══ Record extracts
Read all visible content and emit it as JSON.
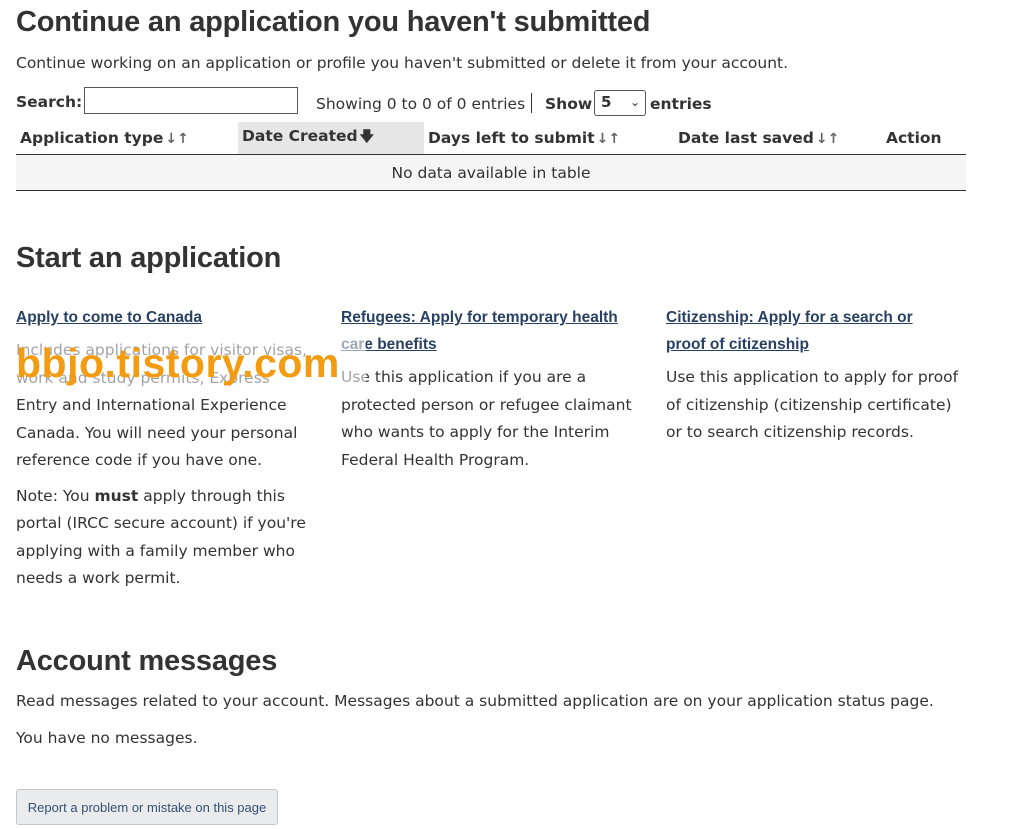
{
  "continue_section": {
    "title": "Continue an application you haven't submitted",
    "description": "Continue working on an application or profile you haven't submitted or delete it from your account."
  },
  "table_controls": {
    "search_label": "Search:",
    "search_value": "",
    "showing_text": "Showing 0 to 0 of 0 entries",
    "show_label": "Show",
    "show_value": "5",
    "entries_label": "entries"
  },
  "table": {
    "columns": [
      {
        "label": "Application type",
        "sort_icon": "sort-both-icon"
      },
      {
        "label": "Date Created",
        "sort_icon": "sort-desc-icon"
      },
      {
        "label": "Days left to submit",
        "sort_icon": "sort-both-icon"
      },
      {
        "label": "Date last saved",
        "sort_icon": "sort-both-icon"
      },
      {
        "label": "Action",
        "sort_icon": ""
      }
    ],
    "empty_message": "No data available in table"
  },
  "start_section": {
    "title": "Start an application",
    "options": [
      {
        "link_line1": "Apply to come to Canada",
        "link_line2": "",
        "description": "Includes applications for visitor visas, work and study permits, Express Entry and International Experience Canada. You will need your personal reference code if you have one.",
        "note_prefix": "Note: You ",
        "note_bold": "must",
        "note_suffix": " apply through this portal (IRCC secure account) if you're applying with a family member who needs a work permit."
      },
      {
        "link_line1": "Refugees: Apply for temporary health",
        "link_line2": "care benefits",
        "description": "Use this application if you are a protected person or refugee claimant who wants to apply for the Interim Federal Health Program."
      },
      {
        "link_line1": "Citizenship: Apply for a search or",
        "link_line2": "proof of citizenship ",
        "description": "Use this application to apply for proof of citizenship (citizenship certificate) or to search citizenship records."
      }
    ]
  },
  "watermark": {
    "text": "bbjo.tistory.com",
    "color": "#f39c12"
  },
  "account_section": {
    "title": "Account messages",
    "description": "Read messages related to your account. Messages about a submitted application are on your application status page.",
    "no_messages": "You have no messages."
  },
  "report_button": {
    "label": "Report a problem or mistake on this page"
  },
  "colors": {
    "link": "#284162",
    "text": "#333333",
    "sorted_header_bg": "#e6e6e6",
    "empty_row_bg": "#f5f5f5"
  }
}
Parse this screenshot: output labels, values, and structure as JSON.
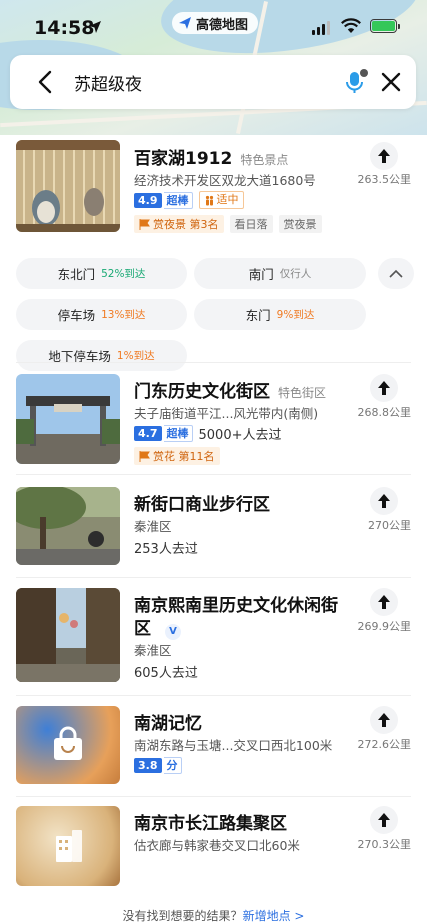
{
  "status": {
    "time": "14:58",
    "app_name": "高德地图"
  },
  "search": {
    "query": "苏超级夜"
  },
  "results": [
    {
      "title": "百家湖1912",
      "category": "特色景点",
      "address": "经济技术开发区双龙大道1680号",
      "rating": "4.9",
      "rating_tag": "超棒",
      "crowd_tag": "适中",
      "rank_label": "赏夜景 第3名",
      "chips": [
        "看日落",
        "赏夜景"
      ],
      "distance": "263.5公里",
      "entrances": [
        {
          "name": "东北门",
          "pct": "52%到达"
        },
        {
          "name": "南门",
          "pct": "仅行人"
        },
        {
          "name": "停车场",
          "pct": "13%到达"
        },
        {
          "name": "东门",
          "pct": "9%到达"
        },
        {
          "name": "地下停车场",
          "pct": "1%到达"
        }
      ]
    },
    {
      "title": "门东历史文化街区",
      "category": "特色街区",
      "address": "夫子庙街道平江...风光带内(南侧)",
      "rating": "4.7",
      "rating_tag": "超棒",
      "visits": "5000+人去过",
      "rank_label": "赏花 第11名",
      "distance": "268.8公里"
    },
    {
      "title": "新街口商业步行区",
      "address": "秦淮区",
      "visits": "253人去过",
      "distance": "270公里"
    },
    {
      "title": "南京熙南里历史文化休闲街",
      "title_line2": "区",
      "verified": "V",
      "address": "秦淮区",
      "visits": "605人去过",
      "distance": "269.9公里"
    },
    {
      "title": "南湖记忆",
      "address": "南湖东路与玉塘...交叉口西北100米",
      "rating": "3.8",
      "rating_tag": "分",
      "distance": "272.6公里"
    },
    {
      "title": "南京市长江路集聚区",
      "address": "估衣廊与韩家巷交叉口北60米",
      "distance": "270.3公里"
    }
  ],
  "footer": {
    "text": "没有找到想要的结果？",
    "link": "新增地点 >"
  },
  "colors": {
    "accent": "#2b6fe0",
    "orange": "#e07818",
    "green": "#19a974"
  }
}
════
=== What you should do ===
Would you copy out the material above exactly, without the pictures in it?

=== Solution ===
Read all visible content and emit it as JSON.
{
  "continue_section": {
    "title": "Continue an application you haven't submitted",
    "description": "Continue working on an application or profile you haven't submitted or delete it from your account."
  },
  "table_controls": {
    "search_label": "Search:",
    "search_value": "",
    "showing_text": "Showing 0 to 0 of 0 entries",
    "show_label": "Show",
    "show_value": "5",
    "entries_label": "entries"
  },
  "table": {
    "columns": [
      {
        "label": "Application type",
        "sort_icon": "sort-both-icon"
      },
      {
        "label": "Date Created",
        "sort_icon": "sort-desc-icon"
      },
      {
        "label": "Days left to submit",
        "sort_icon": "sort-both-icon"
      },
      {
        "label": "Date last saved",
        "sort_icon": "sort-both-icon"
      },
      {
        "label": "Action",
        "sort_icon": ""
      }
    ],
    "empty_message": "No data available in table"
  },
  "start_section": {
    "title": "Start an application",
    "options": [
      {
        "link_line1": "Apply to come to Canada",
        "link_line2": "",
        "description": "Includes applications for visitor visas, work and study permits, Express Entry and International Experience Canada. You will need your personal reference code if you have one.",
        "note_prefix": "Note: You ",
        "note_bold": "must",
        "note_suffix": " apply through this portal (IRCC secure account) if you're applying with a family member who needs a work permit."
      },
      {
        "link_line1": "Refugees: Apply for temporary health",
        "link_line2": "care benefits",
        "description": "Use this application if you are a protected person or refugee claimant who wants to apply for the Interim Federal Health Program."
      },
      {
        "link_line1": "Citizenship: Apply for a search or",
        "link_line2": "proof of citizenship ",
        "description": "Use this application to apply for proof of citizenship (citizenship certificate) or to search citizenship records."
      }
    ]
  },
  "watermark": {
    "text": "bbjo.tistory.com",
    "color": "#f39c12"
  },
  "account_section": {
    "title": "Account messages",
    "description": "Read messages related to your account. Messages about a submitted application are on your application status page.",
    "no_messages": "You have no messages."
  },
  "report_button": {
    "label": "Report a problem or mistake on this page"
  },
  "colors": {
    "link": "#284162",
    "text": "#333333",
    "sorted_header_bg": "#e6e6e6",
    "empty_row_bg": "#f5f5f5"
  }
}
Parse this screenshot: output labels, values, and structure as JSON.
{
  "status": {
    "time": "14:58",
    "app_name": "高德地图"
  },
  "search": {
    "query": "苏超级夜"
  },
  "results": [
    {
      "title": "百家湖1912",
      "category": "特色景点",
      "address": "经济技术开发区双龙大道1680号",
      "rating": "4.9",
      "rating_tag": "超棒",
      "crowd_tag": "适中",
      "rank_label": "赏夜景 第3名",
      "chips": [
        "看日落",
        "赏夜景"
      ],
      "distance": "263.5公里",
      "entrances": [
        {
          "name": "东北门",
          "pct": "52%到达"
        },
        {
          "name": "南门",
          "pct": "仅行人"
        },
        {
          "name": "停车场",
          "pct": "13%到达"
        },
        {
          "name": "东门",
          "pct": "9%到达"
        },
        {
          "name": "地下停车场",
          "pct": "1%到达"
        }
      ]
    },
    {
      "title": "门东历史文化街区",
      "category": "特色街区",
      "address": "夫子庙街道平江...风光带内(南侧)",
      "rating": "4.7",
      "rating_tag": "超棒",
      "visits": "5000+人去过",
      "rank_label": "赏花 第11名",
      "distance": "268.8公里"
    },
    {
      "title": "新街口商业步行区",
      "address": "秦淮区",
      "visits": "253人去过",
      "distance": "270公里"
    },
    {
      "title": "南京熙南里历史文化休闲街",
      "title_line2": "区",
      "verified": "V",
      "address": "秦淮区",
      "visits": "605人去过",
      "distance": "269.9公里"
    },
    {
      "title": "南湖记忆",
      "address": "南湖东路与玉塘...交叉口西北100米",
      "rating": "3.8",
      "rating_tag": "分",
      "distance": "272.6公里"
    },
    {
      "title": "南京市长江路集聚区",
      "address": "估衣廊与韩家巷交叉口北60米",
      "distance": "270.3公里"
    }
  ],
  "footer": {
    "text": "没有找到想要的结果？",
    "link": "新增地点 >"
  },
  "colors": {
    "accent": "#2b6fe0",
    "orange": "#e07818",
    "green": "#19a974"
  }
}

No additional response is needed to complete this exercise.